*Data shown:*
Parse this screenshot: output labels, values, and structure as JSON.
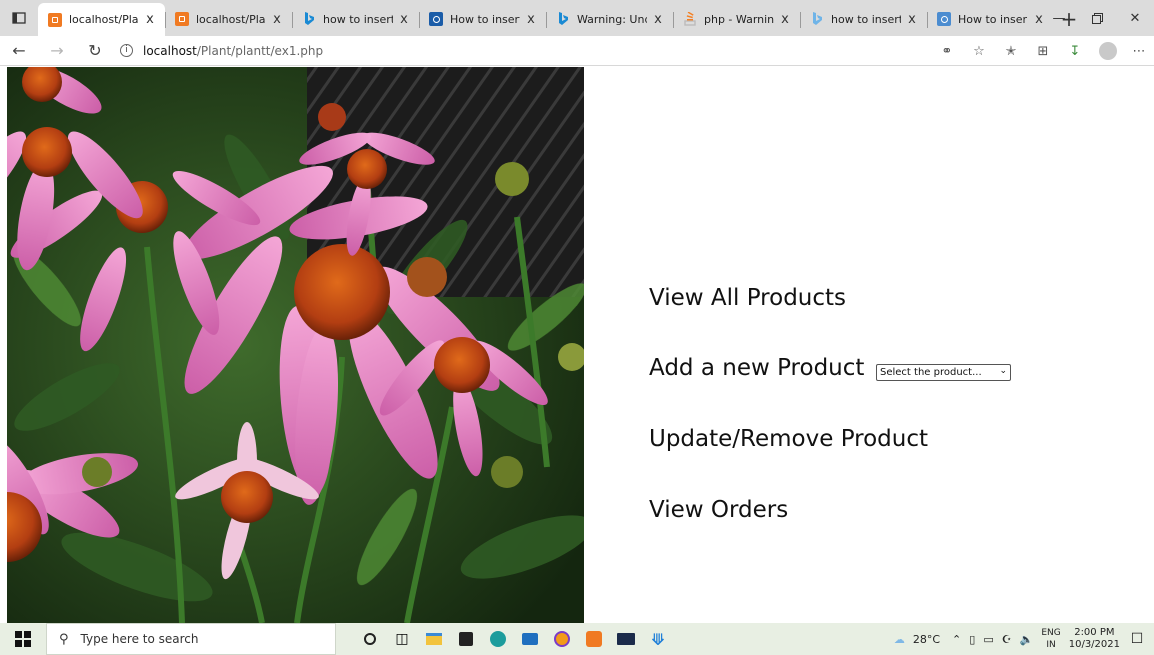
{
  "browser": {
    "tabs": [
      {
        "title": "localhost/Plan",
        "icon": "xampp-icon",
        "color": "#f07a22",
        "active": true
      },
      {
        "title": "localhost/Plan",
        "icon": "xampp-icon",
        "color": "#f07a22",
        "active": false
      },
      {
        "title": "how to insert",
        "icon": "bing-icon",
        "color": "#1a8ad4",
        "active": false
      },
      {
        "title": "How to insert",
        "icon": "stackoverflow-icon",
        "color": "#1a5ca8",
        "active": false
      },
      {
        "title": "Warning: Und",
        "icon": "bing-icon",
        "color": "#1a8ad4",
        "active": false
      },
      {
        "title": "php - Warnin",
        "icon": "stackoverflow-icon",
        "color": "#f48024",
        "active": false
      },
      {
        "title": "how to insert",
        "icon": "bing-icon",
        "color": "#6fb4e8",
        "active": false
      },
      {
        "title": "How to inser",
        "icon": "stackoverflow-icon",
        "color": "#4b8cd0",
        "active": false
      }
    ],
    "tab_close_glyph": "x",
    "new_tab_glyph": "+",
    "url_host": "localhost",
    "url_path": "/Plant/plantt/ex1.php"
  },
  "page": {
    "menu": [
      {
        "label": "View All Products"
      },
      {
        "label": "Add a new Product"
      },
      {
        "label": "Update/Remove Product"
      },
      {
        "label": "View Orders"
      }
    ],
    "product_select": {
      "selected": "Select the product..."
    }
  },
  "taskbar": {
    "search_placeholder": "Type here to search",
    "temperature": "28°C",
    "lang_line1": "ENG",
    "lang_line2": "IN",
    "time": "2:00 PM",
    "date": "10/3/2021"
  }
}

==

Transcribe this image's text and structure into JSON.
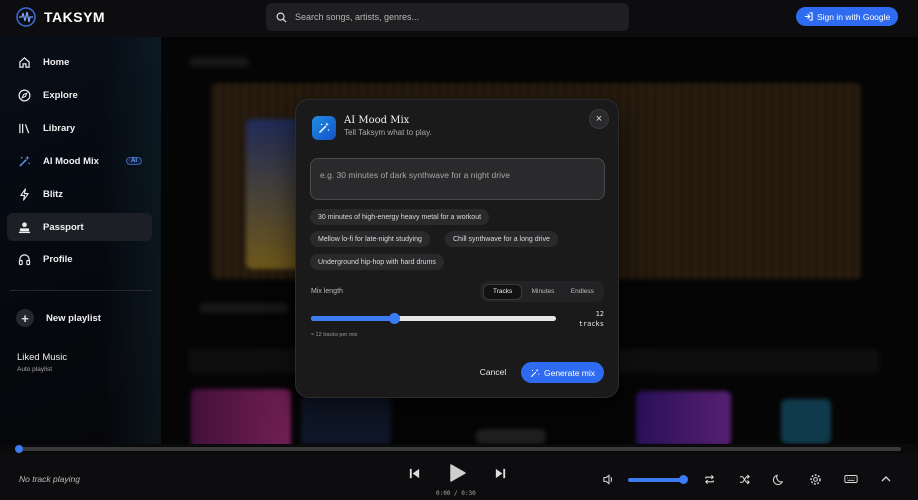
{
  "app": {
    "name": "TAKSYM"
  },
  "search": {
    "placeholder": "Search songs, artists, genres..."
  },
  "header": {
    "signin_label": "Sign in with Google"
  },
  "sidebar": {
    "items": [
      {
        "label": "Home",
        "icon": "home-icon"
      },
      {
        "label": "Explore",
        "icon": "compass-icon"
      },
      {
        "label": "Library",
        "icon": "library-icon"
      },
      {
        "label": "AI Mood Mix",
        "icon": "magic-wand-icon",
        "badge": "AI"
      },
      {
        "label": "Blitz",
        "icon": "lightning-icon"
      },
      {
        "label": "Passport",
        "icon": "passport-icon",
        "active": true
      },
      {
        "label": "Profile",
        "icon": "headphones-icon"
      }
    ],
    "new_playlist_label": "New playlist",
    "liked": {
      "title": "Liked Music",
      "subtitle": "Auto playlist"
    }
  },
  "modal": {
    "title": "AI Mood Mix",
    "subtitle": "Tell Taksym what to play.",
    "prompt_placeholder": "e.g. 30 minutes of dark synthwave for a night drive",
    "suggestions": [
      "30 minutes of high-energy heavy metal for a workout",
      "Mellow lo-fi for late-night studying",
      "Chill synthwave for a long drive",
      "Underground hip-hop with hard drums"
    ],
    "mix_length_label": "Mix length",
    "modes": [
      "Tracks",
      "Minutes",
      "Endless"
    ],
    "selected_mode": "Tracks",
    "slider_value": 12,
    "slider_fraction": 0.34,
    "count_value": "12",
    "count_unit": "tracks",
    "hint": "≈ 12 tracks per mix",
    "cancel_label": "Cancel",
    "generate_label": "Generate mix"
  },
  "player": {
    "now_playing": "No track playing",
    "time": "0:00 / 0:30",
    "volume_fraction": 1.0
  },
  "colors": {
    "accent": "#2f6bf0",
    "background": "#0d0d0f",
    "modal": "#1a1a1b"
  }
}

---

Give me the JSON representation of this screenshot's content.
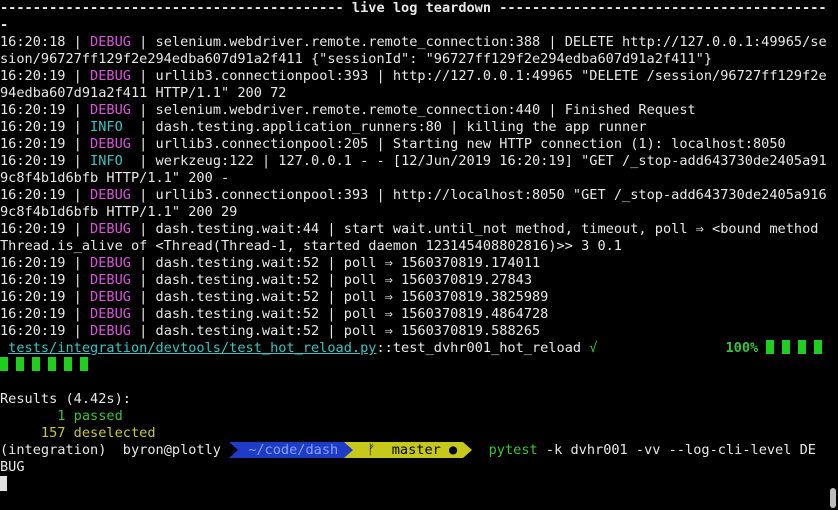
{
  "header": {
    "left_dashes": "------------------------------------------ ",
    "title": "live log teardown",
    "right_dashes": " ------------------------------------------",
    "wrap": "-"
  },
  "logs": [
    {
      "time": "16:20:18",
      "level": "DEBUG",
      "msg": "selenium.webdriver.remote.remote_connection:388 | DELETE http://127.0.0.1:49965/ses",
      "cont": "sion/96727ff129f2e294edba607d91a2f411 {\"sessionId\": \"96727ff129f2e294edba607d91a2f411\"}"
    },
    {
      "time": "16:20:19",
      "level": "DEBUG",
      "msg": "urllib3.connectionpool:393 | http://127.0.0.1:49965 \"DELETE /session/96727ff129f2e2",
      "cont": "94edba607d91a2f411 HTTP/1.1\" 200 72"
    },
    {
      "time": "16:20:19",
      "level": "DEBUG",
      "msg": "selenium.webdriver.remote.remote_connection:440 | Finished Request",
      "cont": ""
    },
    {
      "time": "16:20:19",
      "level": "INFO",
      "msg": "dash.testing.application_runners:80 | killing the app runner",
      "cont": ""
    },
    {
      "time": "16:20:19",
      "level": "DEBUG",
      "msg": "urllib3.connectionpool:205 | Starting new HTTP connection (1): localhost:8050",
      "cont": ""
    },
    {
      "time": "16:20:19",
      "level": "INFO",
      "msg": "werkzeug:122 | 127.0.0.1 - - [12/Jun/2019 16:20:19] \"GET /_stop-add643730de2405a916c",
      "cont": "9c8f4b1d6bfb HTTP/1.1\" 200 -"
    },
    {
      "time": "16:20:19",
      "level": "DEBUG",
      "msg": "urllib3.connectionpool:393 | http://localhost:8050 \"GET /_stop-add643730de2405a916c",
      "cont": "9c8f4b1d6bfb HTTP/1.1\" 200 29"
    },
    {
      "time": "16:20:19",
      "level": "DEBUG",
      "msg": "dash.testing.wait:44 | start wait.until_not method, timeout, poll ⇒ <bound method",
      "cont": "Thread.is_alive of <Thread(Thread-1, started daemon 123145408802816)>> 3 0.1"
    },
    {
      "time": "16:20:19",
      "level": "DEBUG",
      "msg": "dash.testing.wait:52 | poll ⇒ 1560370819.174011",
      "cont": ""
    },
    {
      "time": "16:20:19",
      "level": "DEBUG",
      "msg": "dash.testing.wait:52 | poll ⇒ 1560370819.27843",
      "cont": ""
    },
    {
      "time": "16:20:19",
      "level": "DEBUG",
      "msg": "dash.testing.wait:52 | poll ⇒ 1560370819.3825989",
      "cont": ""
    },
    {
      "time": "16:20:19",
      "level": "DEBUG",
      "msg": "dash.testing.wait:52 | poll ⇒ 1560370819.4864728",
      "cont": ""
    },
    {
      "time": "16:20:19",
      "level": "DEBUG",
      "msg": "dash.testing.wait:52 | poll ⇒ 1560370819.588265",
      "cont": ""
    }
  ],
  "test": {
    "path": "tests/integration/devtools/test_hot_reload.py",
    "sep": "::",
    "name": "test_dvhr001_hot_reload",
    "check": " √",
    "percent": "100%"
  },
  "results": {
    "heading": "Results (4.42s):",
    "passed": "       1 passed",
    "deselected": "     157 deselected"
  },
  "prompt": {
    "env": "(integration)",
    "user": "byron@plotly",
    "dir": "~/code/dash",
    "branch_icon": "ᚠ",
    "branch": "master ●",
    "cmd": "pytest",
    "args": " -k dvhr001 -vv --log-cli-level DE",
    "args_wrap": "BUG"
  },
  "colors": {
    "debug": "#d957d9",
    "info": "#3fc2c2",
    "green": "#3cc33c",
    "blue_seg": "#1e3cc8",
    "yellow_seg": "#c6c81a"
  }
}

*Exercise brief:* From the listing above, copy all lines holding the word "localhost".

*Written response:*
        "title": "localhost/Plan",
        "title": "localhost/Plan",
    "url_host": "localhost",
      "msg": "urllib3.connectionpool:205 | Starting new HTTP connection (1): localhost:8050",
      "msg": "urllib3.connectionpool:393 | http://localhost:8050 \"GET /_stop-add643730de2405a916c",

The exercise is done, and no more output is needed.